GLENDALE, Ariz. – The postseason accolades and awards are nice, but Soul defensive back Tracy Belton has a much higher goal.

Named as the Arena League Football Defensive Player of the Year during an awards ceremony Friday, Belton, considered the passion and spirit of the Soul defense, is more than comfortable putting aside individual honors and pushing his teammates to greater heights.

Reaching the ArenaBowl against the Arizona Rattlers Friday in the Gila River Arena (7 p.m./ESPN) the prize is out there, and Belton has his blinders firmly affixed. The focus and concentration is not in question, so the task ahead remains paramount.

“I want that ring, I need that jewelry,” Belton said during media day Friday. “Oh yeah, it would definitely be nice to get that ring.”

To obtain that shiny piece of hardware, Belton and his defensive teammates have the task of trying to shut down the most potent offense in the league.

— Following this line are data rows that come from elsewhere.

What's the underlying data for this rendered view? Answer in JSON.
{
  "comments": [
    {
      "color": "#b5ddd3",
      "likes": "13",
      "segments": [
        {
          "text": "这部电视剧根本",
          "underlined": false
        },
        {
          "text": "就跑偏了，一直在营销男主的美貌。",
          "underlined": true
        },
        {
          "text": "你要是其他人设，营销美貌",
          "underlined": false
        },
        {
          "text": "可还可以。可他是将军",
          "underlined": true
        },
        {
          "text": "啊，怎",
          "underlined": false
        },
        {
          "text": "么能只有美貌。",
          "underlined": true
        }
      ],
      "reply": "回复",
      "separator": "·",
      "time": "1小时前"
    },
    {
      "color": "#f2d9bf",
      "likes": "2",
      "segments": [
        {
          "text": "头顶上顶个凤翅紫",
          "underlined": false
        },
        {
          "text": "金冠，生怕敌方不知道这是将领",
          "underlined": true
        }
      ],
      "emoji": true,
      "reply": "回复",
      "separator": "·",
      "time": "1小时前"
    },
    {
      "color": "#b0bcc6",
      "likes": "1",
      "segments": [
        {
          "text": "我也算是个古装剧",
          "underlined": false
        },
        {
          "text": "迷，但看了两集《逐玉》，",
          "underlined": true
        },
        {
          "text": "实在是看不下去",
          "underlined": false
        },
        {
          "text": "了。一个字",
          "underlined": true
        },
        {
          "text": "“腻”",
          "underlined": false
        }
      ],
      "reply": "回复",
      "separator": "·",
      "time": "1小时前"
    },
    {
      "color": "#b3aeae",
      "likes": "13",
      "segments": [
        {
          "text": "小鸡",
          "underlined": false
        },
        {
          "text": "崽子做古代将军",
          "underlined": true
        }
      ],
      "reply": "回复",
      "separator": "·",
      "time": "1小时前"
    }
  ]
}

Guided by quarterback Nick Davila, the AFL’s Most Valuable Player, the Rattlers are averaging 80.3 points per game. From an offensive standpoint, Arizona led the AFL in many offensive categories, including scoring, total offense, rushing, third-down conversion and fourth-down conversion.

To complement the offense, the Arizona defense ranked first in the league in defensive scoring defense, rushing defense, interceptions, turnover ratio and sacks allowed.

In a league which glorifies offense, the task ahead for the Soul defense is considered a challenge. After all, these teams each finished with a 13-3 mark and each defeated the other team on their home turf.

“To win this game, we hope they make mistakes,” Soul head coach Clint Dolezel said. “They are very explosive, but our secondary is playing at a high level. For us, we need to limit our mistakes.”

If Davila, who is the first player in AFL history to win the MVP award three times, is to be challenged, the Soul’s offense need to be proficient. Coming into the ArenaBowl, the Soul averaged 59.0 points per game. That was good enough for fourth in the league, but quarterback Dan Raudabaugh put up better numbers, in certain categories, than Davila.

In head-to-head competition, Raudabaugh tossed more touchdown passes (14 to 13), passed for more yards (541 to 431), completed more passes (48 to 32) and averaged more yards per game (270.5 to 215.5) through the air. Yet, the Rattlers’ offense is swift, quick, efficient and lethal.

“In this league, the quarterback is the most important position,” Davila said. “You have to make decisions quickly, and facing a defense like Philly, that’s the challenge for us. It’s about limiting mistakes. The team which makes fewer mistakes is the team that usually wins.”

Notes
Since the Phoenix Mercury are scheduled for a home game in Talking Stick Arena in downtown Phoenix Friday night, home site for the Rattlers, the title game was switched to home of the NHL's Arizona Coyotes. … Among league leaders this past season for the Soul, Belton was fourth in tackles, Jake Metz led in sacks, Darius Reynolds was sixth in receiving and Jeramie Richardson was second in rushing. … In comparison of QBs, Raudabaugh was second in the league in passing (101 TDs, 63.3 passing percentage) and Davila placed third (110 TD passes, 69.6 passing rating). … This is the third league title meeting between these two teams. The Soul dropped the previous two championship games, 72-54 in 2012 and 48-39 in 2013.